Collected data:

··········

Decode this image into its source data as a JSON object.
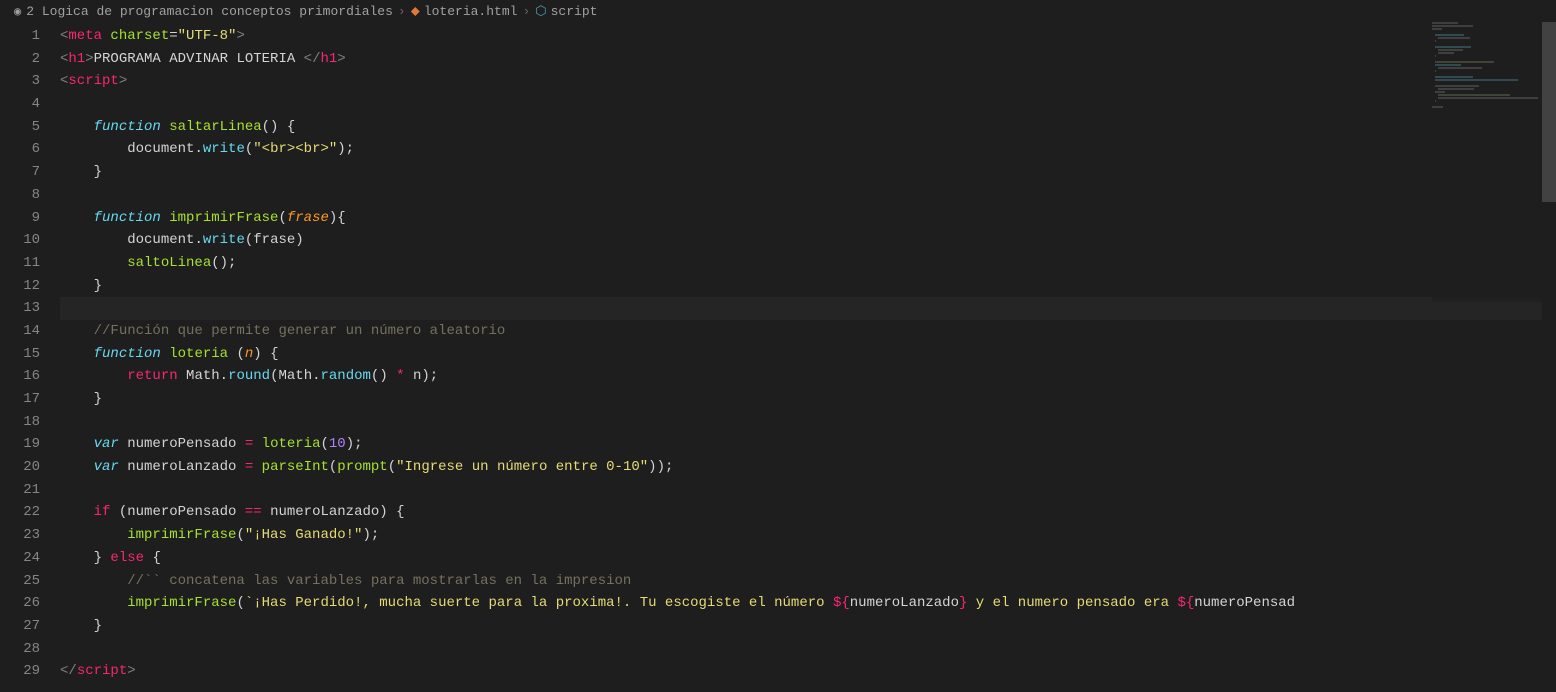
{
  "breadcrumb": {
    "folder": "2 Logica de programacion conceptos primordiales",
    "file": "loteria.html",
    "symbol": "script"
  },
  "code": {
    "lines": [
      {
        "no": 1,
        "tokens": [
          {
            "c": "tag",
            "t": "<"
          },
          {
            "c": "tagname",
            "t": "meta"
          },
          {
            "c": "text",
            "t": " "
          },
          {
            "c": "attr",
            "t": "charset"
          },
          {
            "c": "text",
            "t": "="
          },
          {
            "c": "string",
            "t": "\"UTF-8\""
          },
          {
            "c": "tag",
            "t": ">"
          }
        ]
      },
      {
        "no": 2,
        "tokens": [
          {
            "c": "tag",
            "t": "<"
          },
          {
            "c": "tagname",
            "t": "h1"
          },
          {
            "c": "tag",
            "t": ">"
          },
          {
            "c": "text",
            "t": "PROGRAMA ADVINAR LOTERIA "
          },
          {
            "c": "tag",
            "t": "</"
          },
          {
            "c": "tagname",
            "t": "h1"
          },
          {
            "c": "tag",
            "t": ">"
          }
        ]
      },
      {
        "no": 3,
        "tokens": [
          {
            "c": "tag",
            "t": "<"
          },
          {
            "c": "tagname",
            "t": "script"
          },
          {
            "c": "tag",
            "t": ">"
          }
        ]
      },
      {
        "no": 4,
        "tokens": []
      },
      {
        "no": 5,
        "indent": 1,
        "tokens": [
          {
            "c": "fn-keyword",
            "t": "function"
          },
          {
            "c": "text",
            "t": " "
          },
          {
            "c": "fn-name",
            "t": "saltarLinea"
          },
          {
            "c": "punct",
            "t": "() {"
          }
        ]
      },
      {
        "no": 6,
        "indent": 2,
        "tokens": [
          {
            "c": "object",
            "t": "document"
          },
          {
            "c": "punct",
            "t": "."
          },
          {
            "c": "method",
            "t": "write"
          },
          {
            "c": "punct",
            "t": "("
          },
          {
            "c": "string",
            "t": "\"<br><br>\""
          },
          {
            "c": "punct",
            "t": ");"
          }
        ]
      },
      {
        "no": 7,
        "indent": 1,
        "tokens": [
          {
            "c": "brace",
            "t": "}"
          }
        ]
      },
      {
        "no": 8,
        "tokens": []
      },
      {
        "no": 9,
        "indent": 1,
        "tokens": [
          {
            "c": "fn-keyword",
            "t": "function"
          },
          {
            "c": "text",
            "t": " "
          },
          {
            "c": "fn-name",
            "t": "imprimirFrase"
          },
          {
            "c": "punct",
            "t": "("
          },
          {
            "c": "param",
            "t": "frase"
          },
          {
            "c": "punct",
            "t": "){"
          }
        ]
      },
      {
        "no": 10,
        "indent": 2,
        "tokens": [
          {
            "c": "object",
            "t": "document"
          },
          {
            "c": "punct",
            "t": "."
          },
          {
            "c": "method",
            "t": "write"
          },
          {
            "c": "punct",
            "t": "("
          },
          {
            "c": "text",
            "t": "frase"
          },
          {
            "c": "punct",
            "t": ")"
          }
        ]
      },
      {
        "no": 11,
        "indent": 2,
        "tokens": [
          {
            "c": "call",
            "t": "saltoLinea"
          },
          {
            "c": "punct",
            "t": "();"
          }
        ]
      },
      {
        "no": 12,
        "indent": 1,
        "tokens": [
          {
            "c": "brace",
            "t": "}"
          }
        ]
      },
      {
        "no": 13,
        "highlighted": true,
        "tokens": []
      },
      {
        "no": 14,
        "indent": 1,
        "tokens": [
          {
            "c": "comment",
            "t": "//Función que permite generar un número aleatorio"
          }
        ]
      },
      {
        "no": 15,
        "indent": 1,
        "tokens": [
          {
            "c": "fn-keyword",
            "t": "function"
          },
          {
            "c": "text",
            "t": " "
          },
          {
            "c": "fn-name",
            "t": "loteria "
          },
          {
            "c": "punct",
            "t": "("
          },
          {
            "c": "param",
            "t": "n"
          },
          {
            "c": "punct",
            "t": ") {"
          }
        ]
      },
      {
        "no": 16,
        "indent": 2,
        "tokens": [
          {
            "c": "return-kw",
            "t": "return"
          },
          {
            "c": "text",
            "t": " Math"
          },
          {
            "c": "punct",
            "t": "."
          },
          {
            "c": "method",
            "t": "round"
          },
          {
            "c": "punct",
            "t": "("
          },
          {
            "c": "text",
            "t": "Math"
          },
          {
            "c": "punct",
            "t": "."
          },
          {
            "c": "method",
            "t": "random"
          },
          {
            "c": "punct",
            "t": "() "
          },
          {
            "c": "op",
            "t": "*"
          },
          {
            "c": "text",
            "t": " n"
          },
          {
            "c": "punct",
            "t": ");"
          }
        ]
      },
      {
        "no": 17,
        "indent": 1,
        "tokens": [
          {
            "c": "brace",
            "t": "}"
          }
        ]
      },
      {
        "no": 18,
        "tokens": []
      },
      {
        "no": 19,
        "indent": 1,
        "tokens": [
          {
            "c": "var-kw",
            "t": "var"
          },
          {
            "c": "text",
            "t": " numeroPensado "
          },
          {
            "c": "op",
            "t": "="
          },
          {
            "c": "text",
            "t": " "
          },
          {
            "c": "call",
            "t": "loteria"
          },
          {
            "c": "punct",
            "t": "("
          },
          {
            "c": "number",
            "t": "10"
          },
          {
            "c": "punct",
            "t": ");"
          }
        ]
      },
      {
        "no": 20,
        "indent": 1,
        "tokens": [
          {
            "c": "var-kw",
            "t": "var"
          },
          {
            "c": "text",
            "t": " numeroLanzado "
          },
          {
            "c": "op",
            "t": "="
          },
          {
            "c": "text",
            "t": " "
          },
          {
            "c": "call",
            "t": "parseInt"
          },
          {
            "c": "punct",
            "t": "("
          },
          {
            "c": "call",
            "t": "prompt"
          },
          {
            "c": "punct",
            "t": "("
          },
          {
            "c": "string",
            "t": "\"Ingrese un número entre 0-10\""
          },
          {
            "c": "punct",
            "t": "));"
          }
        ]
      },
      {
        "no": 21,
        "tokens": []
      },
      {
        "no": 22,
        "indent": 1,
        "tokens": [
          {
            "c": "if-kw",
            "t": "if"
          },
          {
            "c": "text",
            "t": " "
          },
          {
            "c": "punct",
            "t": "("
          },
          {
            "c": "text",
            "t": "numeroPensado "
          },
          {
            "c": "op",
            "t": "=="
          },
          {
            "c": "text",
            "t": " numeroLanzado"
          },
          {
            "c": "punct",
            "t": ") {"
          }
        ]
      },
      {
        "no": 23,
        "indent": 2,
        "tokens": [
          {
            "c": "call",
            "t": "imprimirFrase"
          },
          {
            "c": "punct",
            "t": "("
          },
          {
            "c": "string",
            "t": "\"¡Has Ganado!\""
          },
          {
            "c": "punct",
            "t": ");"
          }
        ]
      },
      {
        "no": 24,
        "indent": 1,
        "tokens": [
          {
            "c": "brace",
            "t": "}"
          },
          {
            "c": "text",
            "t": " "
          },
          {
            "c": "else-kw",
            "t": "else"
          },
          {
            "c": "text",
            "t": " "
          },
          {
            "c": "brace",
            "t": "{"
          }
        ]
      },
      {
        "no": 25,
        "indent": 2,
        "tokens": [
          {
            "c": "comment",
            "t": "//`` concatena las variables para mostrarlas en la impresion"
          }
        ]
      },
      {
        "no": 26,
        "indent": 2,
        "tokens": [
          {
            "c": "call",
            "t": "imprimirFrase"
          },
          {
            "c": "punct",
            "t": "("
          },
          {
            "c": "string",
            "t": "`¡Has Perdido!, mucha suerte para la proxima!. Tu escogiste el número "
          },
          {
            "c": "interp",
            "t": "${"
          },
          {
            "c": "interp-var",
            "t": "numeroLanzado"
          },
          {
            "c": "interp",
            "t": "}"
          },
          {
            "c": "string",
            "t": " y el numero pensado era "
          },
          {
            "c": "interp",
            "t": "${"
          },
          {
            "c": "interp-var",
            "t": "numeroPensad"
          }
        ]
      },
      {
        "no": 27,
        "indent": 1,
        "tokens": [
          {
            "c": "brace",
            "t": "}"
          }
        ]
      },
      {
        "no": 28,
        "tokens": []
      },
      {
        "no": 29,
        "tokens": [
          {
            "c": "tag",
            "t": "</"
          },
          {
            "c": "tagname",
            "t": "script"
          },
          {
            "c": "tag",
            "t": ">"
          }
        ]
      }
    ]
  }
}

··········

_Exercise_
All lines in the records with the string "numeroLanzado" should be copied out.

_Written solution_
            "t": " numeroLanzado "
            "t": " numeroLanzado"
            "t": "numeroLanzado"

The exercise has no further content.